### EXTRACTED RECORDS
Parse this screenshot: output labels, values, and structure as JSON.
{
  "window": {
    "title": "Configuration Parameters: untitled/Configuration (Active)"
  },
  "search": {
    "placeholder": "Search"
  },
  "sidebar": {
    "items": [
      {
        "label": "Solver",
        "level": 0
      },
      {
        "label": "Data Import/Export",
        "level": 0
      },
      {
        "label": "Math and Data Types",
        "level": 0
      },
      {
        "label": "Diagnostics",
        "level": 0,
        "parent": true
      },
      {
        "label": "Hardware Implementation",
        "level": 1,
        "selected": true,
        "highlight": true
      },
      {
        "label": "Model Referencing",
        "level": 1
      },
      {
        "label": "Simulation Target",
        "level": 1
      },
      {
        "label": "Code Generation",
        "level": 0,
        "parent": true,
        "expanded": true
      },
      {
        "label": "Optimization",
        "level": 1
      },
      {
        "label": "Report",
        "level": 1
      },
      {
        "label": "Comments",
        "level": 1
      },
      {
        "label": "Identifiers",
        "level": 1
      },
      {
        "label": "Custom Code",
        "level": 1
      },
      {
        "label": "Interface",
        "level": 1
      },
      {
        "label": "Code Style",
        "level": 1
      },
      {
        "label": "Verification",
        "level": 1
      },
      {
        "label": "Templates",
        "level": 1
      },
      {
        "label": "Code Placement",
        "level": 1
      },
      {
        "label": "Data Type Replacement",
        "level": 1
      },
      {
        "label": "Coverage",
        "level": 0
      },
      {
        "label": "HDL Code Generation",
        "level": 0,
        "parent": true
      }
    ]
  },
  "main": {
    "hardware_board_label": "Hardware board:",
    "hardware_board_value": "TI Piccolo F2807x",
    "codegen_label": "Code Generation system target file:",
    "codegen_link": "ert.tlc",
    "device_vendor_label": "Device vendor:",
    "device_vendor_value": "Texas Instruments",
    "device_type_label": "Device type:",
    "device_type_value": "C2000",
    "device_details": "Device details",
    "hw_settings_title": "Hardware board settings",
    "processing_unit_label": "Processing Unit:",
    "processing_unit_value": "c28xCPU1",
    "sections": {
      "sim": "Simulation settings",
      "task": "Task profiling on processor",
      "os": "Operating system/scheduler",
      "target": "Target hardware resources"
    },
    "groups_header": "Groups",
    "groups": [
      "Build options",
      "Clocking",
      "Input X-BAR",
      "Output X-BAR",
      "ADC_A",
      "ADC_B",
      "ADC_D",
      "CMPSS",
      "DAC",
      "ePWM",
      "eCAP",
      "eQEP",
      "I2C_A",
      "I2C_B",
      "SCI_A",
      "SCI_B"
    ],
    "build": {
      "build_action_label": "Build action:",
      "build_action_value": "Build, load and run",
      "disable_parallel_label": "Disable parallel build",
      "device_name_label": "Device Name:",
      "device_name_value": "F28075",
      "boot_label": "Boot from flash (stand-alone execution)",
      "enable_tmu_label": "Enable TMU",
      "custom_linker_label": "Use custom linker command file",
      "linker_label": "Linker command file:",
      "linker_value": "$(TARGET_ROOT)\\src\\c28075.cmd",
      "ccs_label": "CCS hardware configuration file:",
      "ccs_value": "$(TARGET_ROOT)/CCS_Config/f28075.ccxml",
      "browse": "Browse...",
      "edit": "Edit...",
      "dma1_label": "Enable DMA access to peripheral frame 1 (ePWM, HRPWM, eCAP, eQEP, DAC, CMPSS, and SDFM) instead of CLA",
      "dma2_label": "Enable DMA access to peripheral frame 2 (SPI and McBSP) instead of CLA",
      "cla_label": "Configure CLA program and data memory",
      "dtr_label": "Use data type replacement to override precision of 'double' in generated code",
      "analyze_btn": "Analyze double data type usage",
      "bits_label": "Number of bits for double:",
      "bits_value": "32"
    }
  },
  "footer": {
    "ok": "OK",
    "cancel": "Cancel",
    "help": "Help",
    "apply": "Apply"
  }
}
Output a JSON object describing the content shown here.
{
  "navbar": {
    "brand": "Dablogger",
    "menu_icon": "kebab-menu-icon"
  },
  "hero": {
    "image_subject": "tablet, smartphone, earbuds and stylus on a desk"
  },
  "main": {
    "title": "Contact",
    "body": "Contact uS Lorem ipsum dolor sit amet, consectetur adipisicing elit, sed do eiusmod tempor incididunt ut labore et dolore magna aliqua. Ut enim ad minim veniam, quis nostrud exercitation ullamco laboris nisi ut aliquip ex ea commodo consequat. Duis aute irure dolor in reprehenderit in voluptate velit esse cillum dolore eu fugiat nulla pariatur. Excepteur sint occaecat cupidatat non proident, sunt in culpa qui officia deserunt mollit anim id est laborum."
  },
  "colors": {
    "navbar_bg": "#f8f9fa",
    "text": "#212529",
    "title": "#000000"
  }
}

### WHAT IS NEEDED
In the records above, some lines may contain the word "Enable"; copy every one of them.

### RESPONSE
      "enable_tmu_label": "Enable TMU",
      "dma1_label": "Enable DMA access to peripheral frame 1 (ePWM, HRPWM, eCAP, eQEP, DAC, CMPSS, and SDFM) instead of CLA",
      "dma2_label": "Enable DMA access to peripheral frame 2 (SPI and McBSP) instead of CLA",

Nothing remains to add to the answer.